◆ **HOW TO COMPLETE THIS TASK**:
Note how many lines in these entries contain "favicon", and reply with that number alone.

[Component data from apps and pages]
——
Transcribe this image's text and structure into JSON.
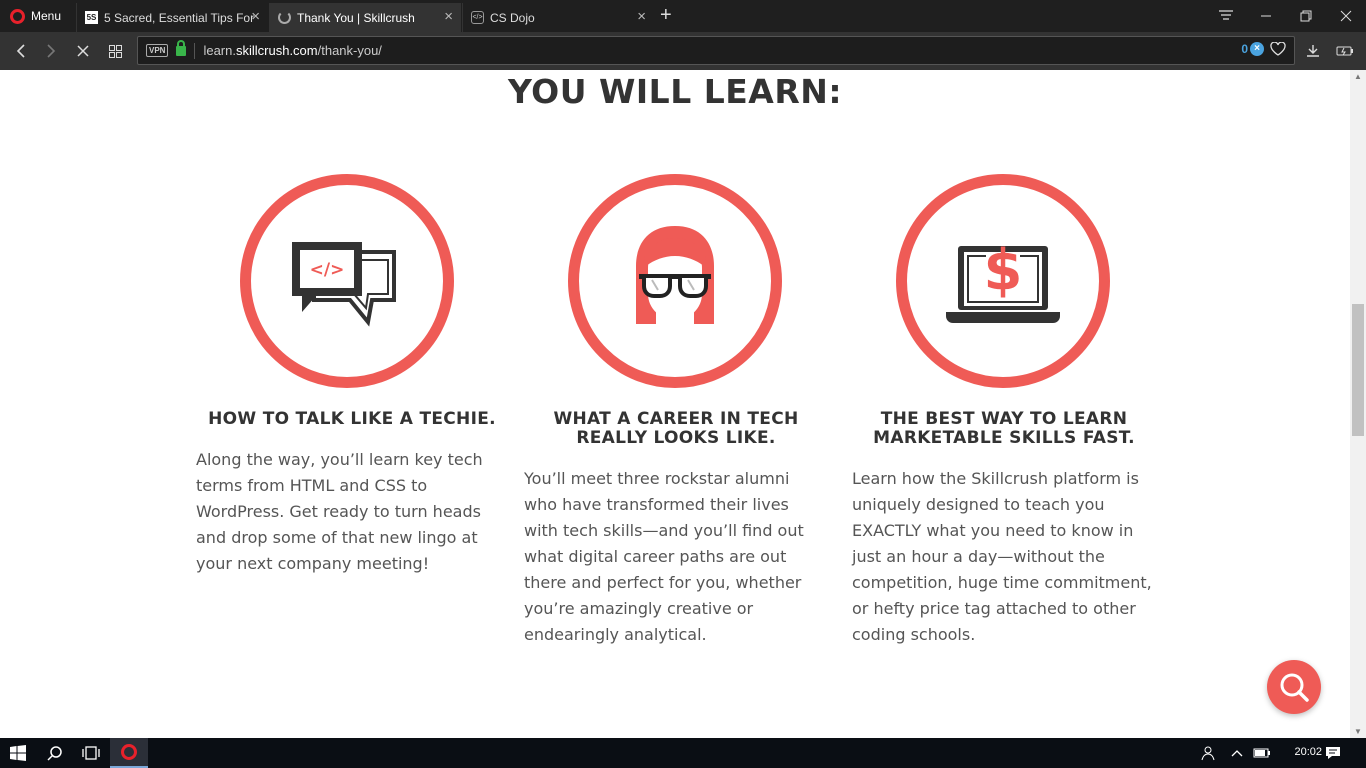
{
  "browser": {
    "menu_label": "Menu",
    "tabs": [
      {
        "title": "5 Sacred, Essential Tips For",
        "favicon": "5s-favicon",
        "active": false
      },
      {
        "title": "Thank You | Skillcrush",
        "favicon": "loading-spinner",
        "active": true
      },
      {
        "title": "CS Dojo",
        "favicon": "cs-dojo-favicon",
        "active": false
      }
    ],
    "address": {
      "vpn_label": "VPN",
      "url_prefix": "learn.",
      "url_host": "skillcrush.com",
      "url_path": "/thank-you/",
      "adblock_count": "0"
    }
  },
  "page": {
    "heading": "YOU WILL LEARN:",
    "columns": [
      {
        "icon": "code-speech-bubble-icon",
        "title_line1": "HOW TO TALK LIKE A TECHIE.",
        "title_line2": "",
        "text": "Along the way, you’ll learn key tech terms from HTML and CSS to WordPress. Get ready to turn heads and drop some of that new lingo at your next company meeting!"
      },
      {
        "icon": "woman-with-glasses-icon",
        "title_line1": "WHAT A CAREER IN TECH",
        "title_line2": "REALLY LOOKS LIKE.",
        "text": "You’ll meet three rockstar alumni who have transformed their lives with tech skills—and you’ll find out what digital career paths are out there and perfect for you, whether you’re amazingly creative or endearingly analytical."
      },
      {
        "icon": "laptop-dollar-icon",
        "title_line1": "THE BEST WAY TO LEARN",
        "title_line2": "MARKETABLE SKILLS FAST.",
        "text": "Learn how the Skillcrush platform is uniquely designed to teach you EXACTLY what you need to know in just an hour a day—without the competition, huge time commitment, or hefty price tag attached to other coding schools."
      }
    ]
  },
  "taskbar": {
    "clock": "20:02"
  },
  "colors": {
    "accent": "#ef5b56",
    "dark": "#333333",
    "browser_chrome": "#333333"
  }
}
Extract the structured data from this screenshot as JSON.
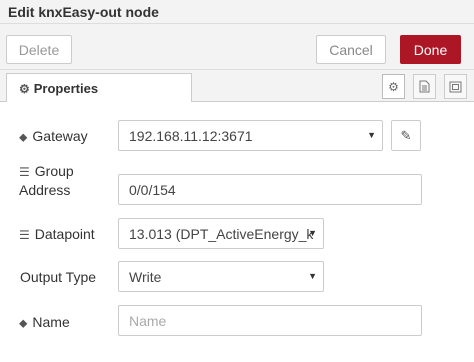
{
  "dialog": {
    "title": "Edit knxEasy-out node"
  },
  "toolbar": {
    "delete_label": "Delete",
    "cancel_label": "Cancel",
    "done_label": "Done"
  },
  "tabs": {
    "properties_label": "Properties"
  },
  "icons": {
    "tab_gear": "gear-icon",
    "tab_1": "gear-icon",
    "tab_2": "document-icon",
    "tab_3": "frame-icon",
    "edit": "pencil-icon"
  },
  "colors": {
    "done_bg": "#ad1625"
  },
  "form": {
    "gateway_label": "Gateway",
    "gateway_value": "192.168.11.12:3671",
    "group_label_line1": "Group",
    "group_label_line2": "Address",
    "group_value": "0/0/154",
    "datapoint_label": "Datapoint",
    "datapoint_value": "13.013 (DPT_ActiveEnergy_k",
    "output_type_label": "Output Type",
    "output_type_value": "Write",
    "name_label": "Name",
    "name_placeholder": "Name"
  }
}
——
◆ **OUTPUT OF THE TASK**:
3